It’s been so long since I was able to read — since my beautiful vacation in Myanmar, actually. On the long flight from Austin to BWI, I started reading this book, The Elegance of the Hedgehog, and I came across a passage that so beautifully captured my own writing mission for myself, so I put it here for my own record, and for you:

What other reason might I have for writing this—ridiculous journal of an aging concierge—if the writing did not have something of the art of scything about it? The lines gradually become their own demiurges and, like some witless yet miraculous participant, I witness the birth on paper of sentences that have eluded my will and appear in spite of me on the sheet, teaching me something that I neither knew nor thought I might want to know. This painless birth, like an unsolicited proof, gives me untold pleasure, and with neither toil nor certainty but the joy of frank astonishment I follow the pen that is guiding and supporting me.

In this way, in the full proof and texture of my self, I accede to a self-forgetfulness that borders on ecstasy, to savor the blissful calm of my watching consciousness.

I cannot recommend writing strongly enough, for everyone (though most people who would read my blog are probably already fond of writing, themselves). If I had a nickel for every time I wrote a sentence and astonished myself — not at any brilliance in the sentence, but rather at the truth of it, at the articulation of something I didn’t realize I knew —  I’d have a lush bank account. It’s the physical putting-into-words of it, the mild struggle to figure out how to say something. If you just think it, you allow yourself to gloss over the struggle and think, yeah, I know what I mean. But you don’t. It’s the act of finding the right words…..and the thrill of finding them!…..that makes you know what you know. I learned this in graduate school, that I didn’t know what I knew until I tried to write the paper. But it’s much more deeply true for personal writing. 

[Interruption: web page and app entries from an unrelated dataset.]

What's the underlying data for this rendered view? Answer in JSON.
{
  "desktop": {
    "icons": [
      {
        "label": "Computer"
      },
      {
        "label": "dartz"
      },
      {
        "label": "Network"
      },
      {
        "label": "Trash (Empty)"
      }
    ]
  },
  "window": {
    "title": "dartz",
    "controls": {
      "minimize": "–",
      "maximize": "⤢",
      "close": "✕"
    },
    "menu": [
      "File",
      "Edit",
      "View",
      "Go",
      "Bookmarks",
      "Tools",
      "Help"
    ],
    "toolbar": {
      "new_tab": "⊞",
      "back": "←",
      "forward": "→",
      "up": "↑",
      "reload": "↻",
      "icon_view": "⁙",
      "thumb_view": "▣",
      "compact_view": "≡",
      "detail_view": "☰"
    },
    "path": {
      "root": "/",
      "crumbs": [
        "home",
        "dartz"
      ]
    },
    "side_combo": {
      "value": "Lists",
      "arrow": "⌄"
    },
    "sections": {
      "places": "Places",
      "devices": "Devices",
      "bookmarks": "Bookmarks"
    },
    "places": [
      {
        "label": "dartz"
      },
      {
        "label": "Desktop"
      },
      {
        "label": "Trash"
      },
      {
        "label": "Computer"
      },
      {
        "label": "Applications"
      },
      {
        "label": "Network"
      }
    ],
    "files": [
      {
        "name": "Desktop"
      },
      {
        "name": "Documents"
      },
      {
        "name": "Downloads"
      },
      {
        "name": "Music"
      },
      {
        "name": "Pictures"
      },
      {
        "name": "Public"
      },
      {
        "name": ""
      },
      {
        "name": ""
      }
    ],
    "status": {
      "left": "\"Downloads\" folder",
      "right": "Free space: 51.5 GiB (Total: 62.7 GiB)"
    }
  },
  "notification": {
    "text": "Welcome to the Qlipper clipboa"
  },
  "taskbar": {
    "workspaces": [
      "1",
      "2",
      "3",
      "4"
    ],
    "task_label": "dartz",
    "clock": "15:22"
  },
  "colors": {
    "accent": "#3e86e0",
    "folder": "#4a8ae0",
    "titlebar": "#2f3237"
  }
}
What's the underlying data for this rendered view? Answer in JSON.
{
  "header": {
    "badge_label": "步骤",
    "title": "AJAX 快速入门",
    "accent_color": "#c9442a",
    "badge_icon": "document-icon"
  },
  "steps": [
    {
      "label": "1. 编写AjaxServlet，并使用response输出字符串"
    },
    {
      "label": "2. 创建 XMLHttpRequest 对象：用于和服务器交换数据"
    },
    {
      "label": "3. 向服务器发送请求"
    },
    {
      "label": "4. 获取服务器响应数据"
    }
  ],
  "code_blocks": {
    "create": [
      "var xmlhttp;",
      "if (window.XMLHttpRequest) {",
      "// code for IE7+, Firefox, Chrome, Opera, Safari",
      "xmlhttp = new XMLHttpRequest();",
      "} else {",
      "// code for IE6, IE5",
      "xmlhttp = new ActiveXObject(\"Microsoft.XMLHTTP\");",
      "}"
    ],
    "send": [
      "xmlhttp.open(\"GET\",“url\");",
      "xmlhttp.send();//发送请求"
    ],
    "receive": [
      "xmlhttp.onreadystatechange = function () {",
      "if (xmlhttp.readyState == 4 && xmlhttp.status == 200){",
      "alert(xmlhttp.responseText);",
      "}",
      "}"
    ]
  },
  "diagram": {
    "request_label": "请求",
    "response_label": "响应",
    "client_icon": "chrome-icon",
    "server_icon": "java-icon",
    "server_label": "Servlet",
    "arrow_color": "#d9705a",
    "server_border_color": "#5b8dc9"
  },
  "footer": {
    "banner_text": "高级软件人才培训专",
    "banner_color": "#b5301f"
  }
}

It’s quite a good book so far, and I look forward to finishing it and telling you about it! It has a lot to say about living in the world vs living in your head, and the brilliance and power of grammar (no, really!), and seeing the beautiful in the every day, and finding meaning. I’m a third of the way through it so it may tilt and shift, but so far, two thumbs up.